The executive director guidance provides greater clarity on committee leadership; refers to motivational considerations beyond financial remuneration; provides that base salary is payment for achieving what is expected of the executive, and variable remuneration is payment for out-performance; and includes environmental, social and governance factors in the assessment of performance to help achieve sustainable long-term value creation.
The non-executive director (NED) remuneration guidance outlines how board chairs should be paid and defines the expectations of non-NEDs to attain a significant shareholding.
Guidance on board diversity issued
New best-practice guidance on board diversity has been published by the International Corporate Governance Network (ICGN). The new guidance is designed to recognise that a range of social and economic factors contribute to a fully diverse board beyond gender diversity.
It calls for companies to develop board diversity objectives and for shareholders to hold boards accountable and encourage diversity with their own board nominees.
Nomination committees, the guidance says, should, when identifying candidates to recommend for board appointment/election, consider diversity criteria; engage independent external advisers to search for candidates that meet the board’s skills and diversity criteria; and aim to have at least one-third of the board made up of one gender.
The UK Parker Review Committee, meanwhile, has published a consultation into the ethnic diversity of UK boards, with recommendations to increase the number of BME (black and minority ethnic) representatives on British boards.
It calls for each FTSE 100 board to have at least one BME director by 2021, and each FTSE 250 board to have at least one BME director by 2024.
Bars to geo-blocking mooted
A draft regulation prohibiting geo-blocking—a form of internet censorship based on users’ location—by online traders and content publishers has been published by the European Commission.
Expected to be adopted in 2017, the new rules aim to stop EU traders discriminating against customers in other member states by denying them access to e-commerce sites or redirecting them to websites offering inferior goods or sales conditions.

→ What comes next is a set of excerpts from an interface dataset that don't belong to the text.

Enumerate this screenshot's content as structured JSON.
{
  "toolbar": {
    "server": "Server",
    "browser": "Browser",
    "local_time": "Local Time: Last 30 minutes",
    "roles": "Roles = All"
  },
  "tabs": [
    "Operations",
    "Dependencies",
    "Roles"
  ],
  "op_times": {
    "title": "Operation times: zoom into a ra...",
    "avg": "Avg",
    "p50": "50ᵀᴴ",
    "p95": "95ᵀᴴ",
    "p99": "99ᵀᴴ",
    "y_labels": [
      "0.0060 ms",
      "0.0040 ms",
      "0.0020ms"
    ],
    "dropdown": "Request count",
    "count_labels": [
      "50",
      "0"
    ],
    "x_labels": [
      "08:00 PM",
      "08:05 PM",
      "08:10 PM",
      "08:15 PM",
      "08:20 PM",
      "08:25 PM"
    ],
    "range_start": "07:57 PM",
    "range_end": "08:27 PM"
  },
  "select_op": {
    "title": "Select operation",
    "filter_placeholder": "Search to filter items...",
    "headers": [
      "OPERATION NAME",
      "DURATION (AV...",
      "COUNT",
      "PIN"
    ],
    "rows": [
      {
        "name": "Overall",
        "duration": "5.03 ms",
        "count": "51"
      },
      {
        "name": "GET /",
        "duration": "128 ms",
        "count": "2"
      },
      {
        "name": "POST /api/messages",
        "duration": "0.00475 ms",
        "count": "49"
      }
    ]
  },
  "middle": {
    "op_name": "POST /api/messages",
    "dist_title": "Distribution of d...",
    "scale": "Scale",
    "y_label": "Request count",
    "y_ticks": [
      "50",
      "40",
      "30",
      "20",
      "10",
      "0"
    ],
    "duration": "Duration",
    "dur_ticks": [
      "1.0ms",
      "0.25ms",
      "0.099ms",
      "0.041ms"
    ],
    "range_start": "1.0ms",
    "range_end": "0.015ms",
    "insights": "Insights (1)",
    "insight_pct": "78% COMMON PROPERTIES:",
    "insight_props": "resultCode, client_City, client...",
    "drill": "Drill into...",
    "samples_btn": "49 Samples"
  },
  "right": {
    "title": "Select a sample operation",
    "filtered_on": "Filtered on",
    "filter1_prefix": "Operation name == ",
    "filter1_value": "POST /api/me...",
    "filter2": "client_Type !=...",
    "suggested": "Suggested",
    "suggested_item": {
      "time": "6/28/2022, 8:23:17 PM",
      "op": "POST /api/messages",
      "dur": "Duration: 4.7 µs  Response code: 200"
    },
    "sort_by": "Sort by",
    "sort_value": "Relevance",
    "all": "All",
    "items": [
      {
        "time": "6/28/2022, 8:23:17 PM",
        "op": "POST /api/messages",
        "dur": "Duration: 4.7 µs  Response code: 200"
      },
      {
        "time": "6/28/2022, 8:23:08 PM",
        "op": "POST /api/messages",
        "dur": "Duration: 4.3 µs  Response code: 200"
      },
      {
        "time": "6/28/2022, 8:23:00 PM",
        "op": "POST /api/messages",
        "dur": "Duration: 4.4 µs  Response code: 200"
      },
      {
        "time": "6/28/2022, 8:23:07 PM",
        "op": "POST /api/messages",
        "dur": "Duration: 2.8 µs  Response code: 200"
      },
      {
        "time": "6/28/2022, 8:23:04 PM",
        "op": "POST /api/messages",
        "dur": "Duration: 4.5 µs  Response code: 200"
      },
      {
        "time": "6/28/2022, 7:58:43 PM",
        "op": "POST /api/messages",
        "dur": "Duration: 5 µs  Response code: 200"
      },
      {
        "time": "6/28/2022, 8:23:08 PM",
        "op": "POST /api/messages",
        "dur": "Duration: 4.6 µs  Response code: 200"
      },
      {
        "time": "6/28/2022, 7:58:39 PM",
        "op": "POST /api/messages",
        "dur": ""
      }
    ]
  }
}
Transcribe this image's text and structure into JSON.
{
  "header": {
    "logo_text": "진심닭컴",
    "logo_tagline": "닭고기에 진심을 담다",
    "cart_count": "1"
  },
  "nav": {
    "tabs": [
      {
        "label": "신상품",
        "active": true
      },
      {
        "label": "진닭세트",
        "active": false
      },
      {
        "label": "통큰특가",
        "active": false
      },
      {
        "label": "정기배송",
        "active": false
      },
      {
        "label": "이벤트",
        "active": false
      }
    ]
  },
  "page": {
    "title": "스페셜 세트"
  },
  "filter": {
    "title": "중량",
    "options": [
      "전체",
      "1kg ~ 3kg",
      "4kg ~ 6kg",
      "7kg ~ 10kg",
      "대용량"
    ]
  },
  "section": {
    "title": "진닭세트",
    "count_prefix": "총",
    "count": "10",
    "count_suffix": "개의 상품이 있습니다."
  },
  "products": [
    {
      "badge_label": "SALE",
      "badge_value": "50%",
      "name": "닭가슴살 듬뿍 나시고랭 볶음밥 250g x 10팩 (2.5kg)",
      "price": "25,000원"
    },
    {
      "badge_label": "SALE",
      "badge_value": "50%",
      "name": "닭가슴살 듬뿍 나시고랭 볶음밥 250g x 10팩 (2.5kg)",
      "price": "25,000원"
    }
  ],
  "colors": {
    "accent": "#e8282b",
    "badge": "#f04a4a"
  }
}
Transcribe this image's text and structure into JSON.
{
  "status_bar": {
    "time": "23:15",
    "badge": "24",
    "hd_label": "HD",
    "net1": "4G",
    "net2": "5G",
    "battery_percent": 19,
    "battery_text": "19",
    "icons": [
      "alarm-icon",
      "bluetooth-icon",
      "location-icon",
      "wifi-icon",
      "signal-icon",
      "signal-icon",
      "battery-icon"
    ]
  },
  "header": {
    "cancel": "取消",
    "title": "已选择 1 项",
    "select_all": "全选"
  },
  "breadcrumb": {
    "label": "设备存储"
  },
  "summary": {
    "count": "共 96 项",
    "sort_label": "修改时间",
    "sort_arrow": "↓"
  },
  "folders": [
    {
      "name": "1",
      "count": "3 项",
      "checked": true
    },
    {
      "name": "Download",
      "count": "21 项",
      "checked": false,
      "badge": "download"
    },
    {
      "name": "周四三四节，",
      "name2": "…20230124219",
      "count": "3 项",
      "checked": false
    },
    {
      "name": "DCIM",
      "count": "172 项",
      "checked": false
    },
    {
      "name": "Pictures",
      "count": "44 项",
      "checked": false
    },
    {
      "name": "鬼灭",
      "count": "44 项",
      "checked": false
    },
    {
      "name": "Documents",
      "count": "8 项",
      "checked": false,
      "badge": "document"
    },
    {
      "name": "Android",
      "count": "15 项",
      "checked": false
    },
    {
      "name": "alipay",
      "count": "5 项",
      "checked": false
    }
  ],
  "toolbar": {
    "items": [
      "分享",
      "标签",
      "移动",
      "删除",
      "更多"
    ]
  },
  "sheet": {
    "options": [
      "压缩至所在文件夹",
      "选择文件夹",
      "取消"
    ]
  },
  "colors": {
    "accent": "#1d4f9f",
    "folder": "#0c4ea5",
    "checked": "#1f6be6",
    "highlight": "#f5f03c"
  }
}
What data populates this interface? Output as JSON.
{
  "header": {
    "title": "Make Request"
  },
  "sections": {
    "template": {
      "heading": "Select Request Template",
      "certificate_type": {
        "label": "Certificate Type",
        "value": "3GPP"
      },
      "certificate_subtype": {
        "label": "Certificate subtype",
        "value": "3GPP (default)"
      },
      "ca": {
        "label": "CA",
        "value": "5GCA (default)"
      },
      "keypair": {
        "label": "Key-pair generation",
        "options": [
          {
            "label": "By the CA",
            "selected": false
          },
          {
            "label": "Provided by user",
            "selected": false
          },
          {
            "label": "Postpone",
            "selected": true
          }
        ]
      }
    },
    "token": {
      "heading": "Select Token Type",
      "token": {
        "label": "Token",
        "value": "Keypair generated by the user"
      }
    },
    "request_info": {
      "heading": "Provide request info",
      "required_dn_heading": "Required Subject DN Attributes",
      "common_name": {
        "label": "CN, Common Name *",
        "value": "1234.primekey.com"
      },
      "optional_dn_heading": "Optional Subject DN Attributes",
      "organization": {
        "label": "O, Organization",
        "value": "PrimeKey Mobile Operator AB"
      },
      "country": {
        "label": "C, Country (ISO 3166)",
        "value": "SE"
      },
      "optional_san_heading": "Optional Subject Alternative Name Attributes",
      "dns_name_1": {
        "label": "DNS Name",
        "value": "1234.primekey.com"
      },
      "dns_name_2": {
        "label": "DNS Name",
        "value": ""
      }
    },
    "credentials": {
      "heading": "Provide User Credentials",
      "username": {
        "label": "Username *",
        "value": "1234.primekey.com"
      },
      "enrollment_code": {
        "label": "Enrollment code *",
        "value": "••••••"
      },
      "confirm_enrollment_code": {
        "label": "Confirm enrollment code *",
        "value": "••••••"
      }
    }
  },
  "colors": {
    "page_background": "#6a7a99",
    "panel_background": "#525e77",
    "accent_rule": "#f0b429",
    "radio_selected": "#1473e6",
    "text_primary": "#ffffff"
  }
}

Morrison & Foerster lawyer, Sue McLean, said that traders should review the technical features of their platforms, and their terms and conditions, to identify whether they discriminate against customers based on their nationality or place of residence/establishment.
The regulation does not require traders to deliver goods cross-border and will not apply to copyrighted content, financial services, transportation services, healthcare services or gambling.
Takeover code amended
Amendments to the Takeover Code took effect from 12 September 2016 to ensure rules on distributing information and opinions during a takeover offer reflect recent technological changes.
Any new information or opinions published by an offeror or offeree should simultaneously be published through a Regulatory Information Service.
Information about an offer shared with a shareholder or the media must also be published on a website, and restrictions are introduced on the use of videos and social media to communicate information or opinions about an offer.
Dutch Whistleblowing Act takes effect
A new Dutch Whistleblowing Act (Wet Huis voor klokkenluiders) has come into effect. Employers with 50+ employees must adopt a whistleblowing policy setting out: how internal reporting of wrongdoing is tackled; the definition of wrongdoing; and officers to whom wrongdoing can be reported.
The policy should allow employees to report wrongdoing confidentially and obtain legal advice. Employers must tell employees in writing when wrongdoing may be disclosed externally and about the anti-retaliation provisions in the Act. Any retaliation against employees who have disclosed wrongdoing in good faith is prohibited.
An independent government institution—the House for Whistleblowers—has been created, which can advise employees who wish to report wrongdoing.
Legal & regulatory roundup is supported by Mazars.